Tourond Creek

Waypoint Info

Lat Long

(49.545943, -96.782742)

GPS Coordinates

49° 32′ 45.3948” N
96° 46′ 57.8712” W

Next Waypoint (East)

Blind Creek & Keating Cairn

Previous Waypoint (West)

Chortitz Church & Cemetery

History of the site

This ecological waypoint along the Peace Trail takes its name from a Mennonite settler village which existed on this site from 1874 to 1887.

However, people lived here long before that. Talk to anyone who remembers this area back in the day, and they’ll likely recall Indigenous people living in these woods. An early map of the East Reserve has this area greyed out, as if to indicate it wasn’t part of the East Reserve.
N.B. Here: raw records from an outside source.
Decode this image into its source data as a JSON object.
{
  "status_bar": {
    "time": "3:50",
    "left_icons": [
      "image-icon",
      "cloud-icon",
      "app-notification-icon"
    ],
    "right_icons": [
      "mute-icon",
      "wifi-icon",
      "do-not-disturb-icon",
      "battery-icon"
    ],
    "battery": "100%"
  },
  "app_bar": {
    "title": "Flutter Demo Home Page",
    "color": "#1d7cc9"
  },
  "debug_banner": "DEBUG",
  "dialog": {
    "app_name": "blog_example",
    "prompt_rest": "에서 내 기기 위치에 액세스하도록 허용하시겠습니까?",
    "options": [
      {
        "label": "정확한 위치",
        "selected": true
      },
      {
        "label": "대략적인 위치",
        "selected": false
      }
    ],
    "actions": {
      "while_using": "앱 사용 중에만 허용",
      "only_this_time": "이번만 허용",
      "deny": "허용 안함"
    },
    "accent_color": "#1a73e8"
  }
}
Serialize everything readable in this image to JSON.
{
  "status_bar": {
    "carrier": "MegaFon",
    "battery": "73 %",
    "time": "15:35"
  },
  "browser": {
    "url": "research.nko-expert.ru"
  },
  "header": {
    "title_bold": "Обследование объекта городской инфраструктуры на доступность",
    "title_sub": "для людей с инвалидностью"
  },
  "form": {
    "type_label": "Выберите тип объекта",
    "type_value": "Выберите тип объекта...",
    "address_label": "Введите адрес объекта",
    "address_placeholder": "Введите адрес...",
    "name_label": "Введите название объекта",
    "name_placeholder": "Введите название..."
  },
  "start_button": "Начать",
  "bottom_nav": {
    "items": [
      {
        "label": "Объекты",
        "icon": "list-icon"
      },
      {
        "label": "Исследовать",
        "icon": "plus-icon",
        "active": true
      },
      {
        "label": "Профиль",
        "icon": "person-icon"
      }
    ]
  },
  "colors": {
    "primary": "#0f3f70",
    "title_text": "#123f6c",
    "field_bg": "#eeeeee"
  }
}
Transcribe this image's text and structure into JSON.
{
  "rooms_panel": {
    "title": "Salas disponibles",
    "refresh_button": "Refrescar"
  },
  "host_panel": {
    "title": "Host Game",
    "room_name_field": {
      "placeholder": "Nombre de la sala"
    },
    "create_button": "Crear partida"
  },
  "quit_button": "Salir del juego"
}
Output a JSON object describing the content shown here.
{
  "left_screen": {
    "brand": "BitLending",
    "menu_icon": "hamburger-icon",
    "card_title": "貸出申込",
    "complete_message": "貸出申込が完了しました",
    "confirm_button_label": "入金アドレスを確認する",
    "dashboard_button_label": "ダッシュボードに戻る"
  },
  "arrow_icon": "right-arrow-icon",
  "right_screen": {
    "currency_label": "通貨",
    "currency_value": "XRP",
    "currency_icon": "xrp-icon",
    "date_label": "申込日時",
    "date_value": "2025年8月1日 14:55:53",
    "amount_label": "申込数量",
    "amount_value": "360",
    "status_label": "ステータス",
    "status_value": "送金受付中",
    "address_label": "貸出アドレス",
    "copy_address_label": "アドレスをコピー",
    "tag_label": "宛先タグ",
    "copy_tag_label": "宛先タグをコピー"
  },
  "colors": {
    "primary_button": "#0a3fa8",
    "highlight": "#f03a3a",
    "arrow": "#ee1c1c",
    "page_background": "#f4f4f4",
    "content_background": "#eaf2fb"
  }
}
It may have belonged to the Métis.

The picture above was perhaps taken in what we today think of as the Rosenthal woods. The photo was published in Historical Sketches of the East Reserve, found in the Ebenfeld chapter that mentions other villages in the Mitchell area. (Ebenfeld was about half a mile east of Rosenthal.)

According to the Historical Atlas of the East Reserve, there were many Mennonite homestead applications filed on this village site in 1874. By 1876, there were at least 26 families living here, making Rosenthal a pretty large village for the early days of the East Reserve (today the RM of Hanover). The village itself was short-lived. By 1887, only two families remained; the rest had all left the stony East Reserve to settle in the fertile West Reserve (today the RMs of Stanley and Rhineland). Apparently there had been a school in Rosenthal… which by 1879 no longer was reporting any students. The Atlas also suggests there’s a cemetery here… somewhere.

One wonders if it was accidentally removed when half the site was excavated in building the Mitchell lagoon.


When the RM of Hanover built Mitchell’s lagoon, they used clay from nearby Rosenthal, and the Seine Rat Roseau Watershed District website alludes to “the presence of artifacts” found on-site. The digging left a hole, so the SRRWD partnered with the RM to create Rosenthal Nature Park.

What you see here today

Modeled after the Tourond Creek Discovery Centre, Rosenthal is a special place. Visitors can enjoy walking trails through the woods, past a field of wildflowers in summer, birdhouses all year long, and walk out into the middle of the pond where you’ll find benches perfect for observing wildlife.

Dangers include poison ivy and ticks.